One also has to appreciate the good use of an otherwise awkward and bulky canopy piece (being Neo-Classic Space, a trans-yellow canopy is a must). Overall, this little space fighter looks more than ready to rain destruction on its Blacktron foes.
First there was Blacktron in 1987, then there was Blacktron II in 1991. Now Luc Byard may have created Blacktron 3.0 with this awesome updated Blacktron landing pad. His ship “Aerial Intruder” sits on the octagonal landing gantry with alien hieroglyphs. Sitting atop four carefully constructed legs on a tidy base with realistic moon surface pocked with brick-built craters.
The whole construction took over a year to complete (6 months for the ship and 7 months for the pad). When you see the level of complexity and details that have gone into this incredible creation you can understand why. Continue reading
The TBB editorial team recently announced our shortlist for LEGO Creation of the Year, but what do you our readers think? Over the course of the year, you let your mouse clicks do the talking, and it’s clear that you felt the same way about many of the best LEGO creations we highlighted. Based on clicks, likes, shares, and other stats, here are the top 10 most popular LEGO creations featured on The Brothers Brick in 2016, as voted by you!
10. LEGO Technic Porsche 919, the 2015 Le Mans winner
Manuel Nascimento honored the winner of the 2015 24 Hours of Le Mans race with this gorgeous Porsche 919 built from LEGO Technic pieces. Manuel’s Porsche sports custom stickers, and has numerous working features.
See the rest of the best after the jump!
Stumbling across a pair of 48×48 baseplates in his collection, Joshua Brooks realized a bay for his Viceroy-class battlecruiser the IFS ILLIES (221) would look awesome. The ILLIES looks quite at home in this brilliantly detailed landing bay, getting re-armed by the loading crane. Under the watchful eye of the control tower, the ILLIES looms over the general hustle and bustle of the hanger floor. The multi-storeyed building, parked cars, small space-craft, and truck making a turn on the road give you a sense of the gigantic scale of the vessel.
Armed to the teeth with an assortment of cannons, lasers, and turrets, this ship looks like a sleek and precision-engineered instrument of brute force. And with its own mini docking bay and fleet of small fighters, it seems ready to take on any hostile targets.

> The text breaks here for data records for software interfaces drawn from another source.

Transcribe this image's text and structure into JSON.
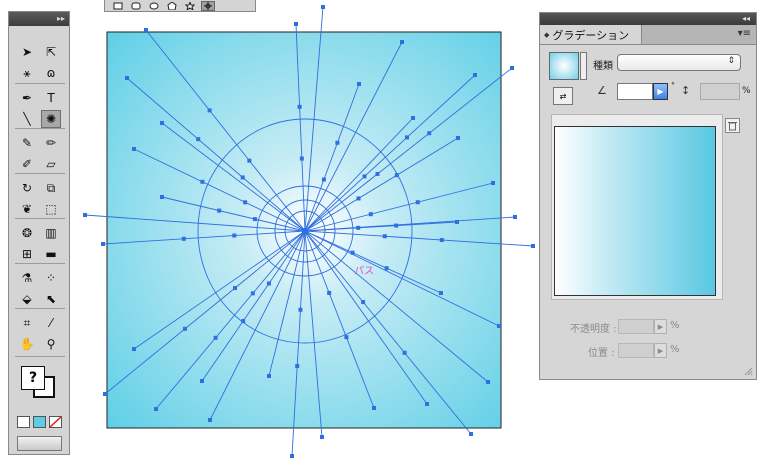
{
  "toolbox": {
    "tools": [
      {
        "name": "selection-tool-icon",
        "glyph": "➤"
      },
      {
        "name": "direct-selection-tool-icon",
        "glyph": "⇱"
      },
      {
        "name": "magic-wand-tool-icon",
        "glyph": "⚹"
      },
      {
        "name": "lasso-tool-icon",
        "glyph": "ɷ"
      },
      {
        "name": "pen-tool-icon",
        "glyph": "✒"
      },
      {
        "name": "type-tool-icon",
        "glyph": "T"
      },
      {
        "name": "line-tool-icon",
        "glyph": "╲"
      },
      {
        "name": "flare-tool-icon",
        "glyph": "✺"
      },
      {
        "name": "paintbrush-tool-icon",
        "glyph": "✎"
      },
      {
        "name": "pencil-tool-icon",
        "glyph": "✏"
      },
      {
        "name": "blob-brush-tool-icon",
        "glyph": "✐"
      },
      {
        "name": "eraser-tool-icon",
        "glyph": "▱"
      },
      {
        "name": "rotate-tool-icon",
        "glyph": "↻"
      },
      {
        "name": "scale-tool-icon",
        "glyph": "⧉"
      },
      {
        "name": "warp-tool-icon",
        "glyph": "❦"
      },
      {
        "name": "free-transform-tool-icon",
        "glyph": "⬚"
      },
      {
        "name": "symbol-sprayer-tool-icon",
        "glyph": "❂"
      },
      {
        "name": "column-graph-tool-icon",
        "glyph": "▥"
      },
      {
        "name": "mesh-tool-icon",
        "glyph": "⊞"
      },
      {
        "name": "gradient-tool-icon",
        "glyph": "▬"
      },
      {
        "name": "eyedropper-tool-icon",
        "glyph": "⚗"
      },
      {
        "name": "blend-tool-icon",
        "glyph": "⁘"
      },
      {
        "name": "live-paint-bucket-tool-icon",
        "glyph": "⬙"
      },
      {
        "name": "live-paint-selection-tool-icon",
        "glyph": "⬉"
      },
      {
        "name": "artboard-tool-icon",
        "glyph": "⌗"
      },
      {
        "name": "slice-tool-icon",
        "glyph": "⁄"
      },
      {
        "name": "hand-tool-icon",
        "glyph": "✋"
      },
      {
        "name": "zoom-tool-icon",
        "glyph": "⚲"
      }
    ],
    "fill_stroke_glyph": "?"
  },
  "shape_popup": {
    "shapes": [
      "rectangle-icon",
      "rounded-rectangle-icon",
      "ellipse-icon",
      "polygon-icon",
      "star-icon",
      "flare-icon"
    ]
  },
  "canvas": {
    "colors": {
      "bg_center": "#ffffff",
      "bg_mid": "#c7ecf5",
      "bg_edge": "#5fcfe6",
      "path": "#2f6fe0"
    },
    "path_label": "パス"
  },
  "gradient_panel": {
    "tab_title": "グラデーション",
    "type_label": "種類 :",
    "type_value": "",
    "angle_value": "",
    "degree_unit": "°",
    "aspect_value": "",
    "aspect_unit": "%",
    "opacity_label": "不透明度 :",
    "opacity_unit": "%",
    "location_label": "位置 :",
    "location_unit": "%",
    "ramp_colors": {
      "start": "#ffffff",
      "end": "#59c8e2"
    }
  }
}
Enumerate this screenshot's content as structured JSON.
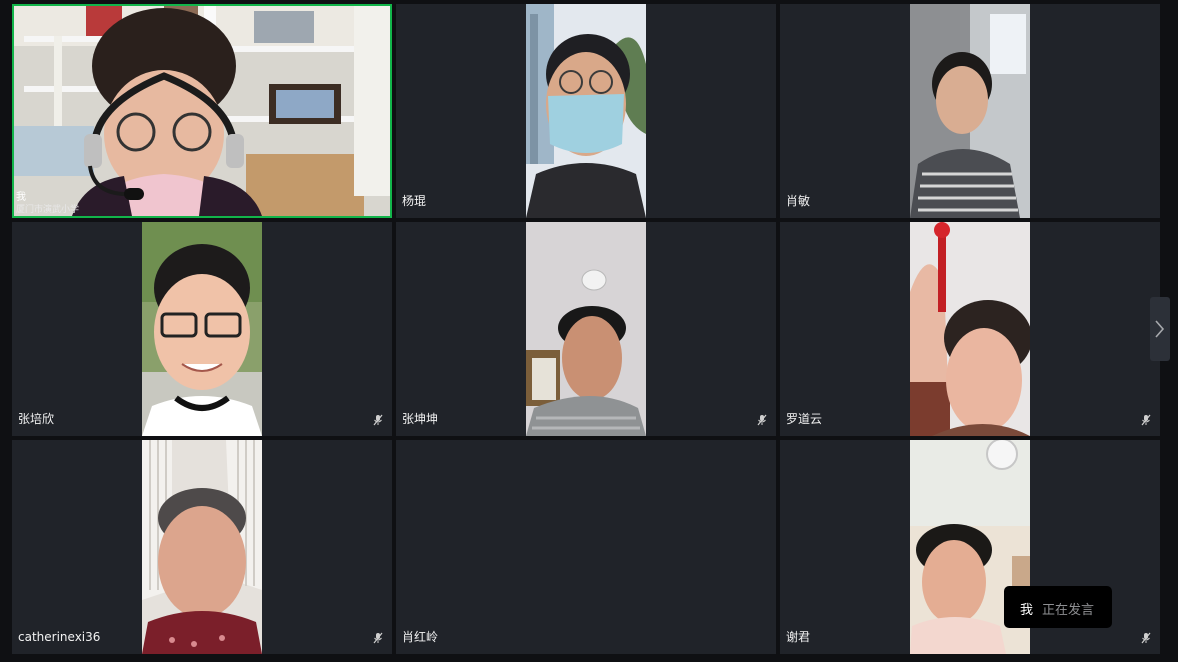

Check out Joshua’s previously featured Shallow Water Assault Patrol Enforce and AH8-Raptor.
This lovely LEGO spaceship by The Backward One is sure to grab attention as it cruises through the galaxy with enough stylish curves to make a space pirate blush — that is, before he flees in terror from its impressive firepower.
Simply put, this is one pretty ship. The sharp angles of the prow contrast nicely with the sleeker curves of the fuselage and missile compartments (the differing angle of the last missile pod is a particularly aesthetic touch). Together the varying styles and color choices result in a pleasingly unique design.
Intended to be a Russian vessel, it’s also apparent the builder pays homage to Soviet and Russian military/space designs. It’s an interesting choice and well-executed here. So, although they can’t hear you scream in space, the crew of this stylish ship might see you gaze in awe!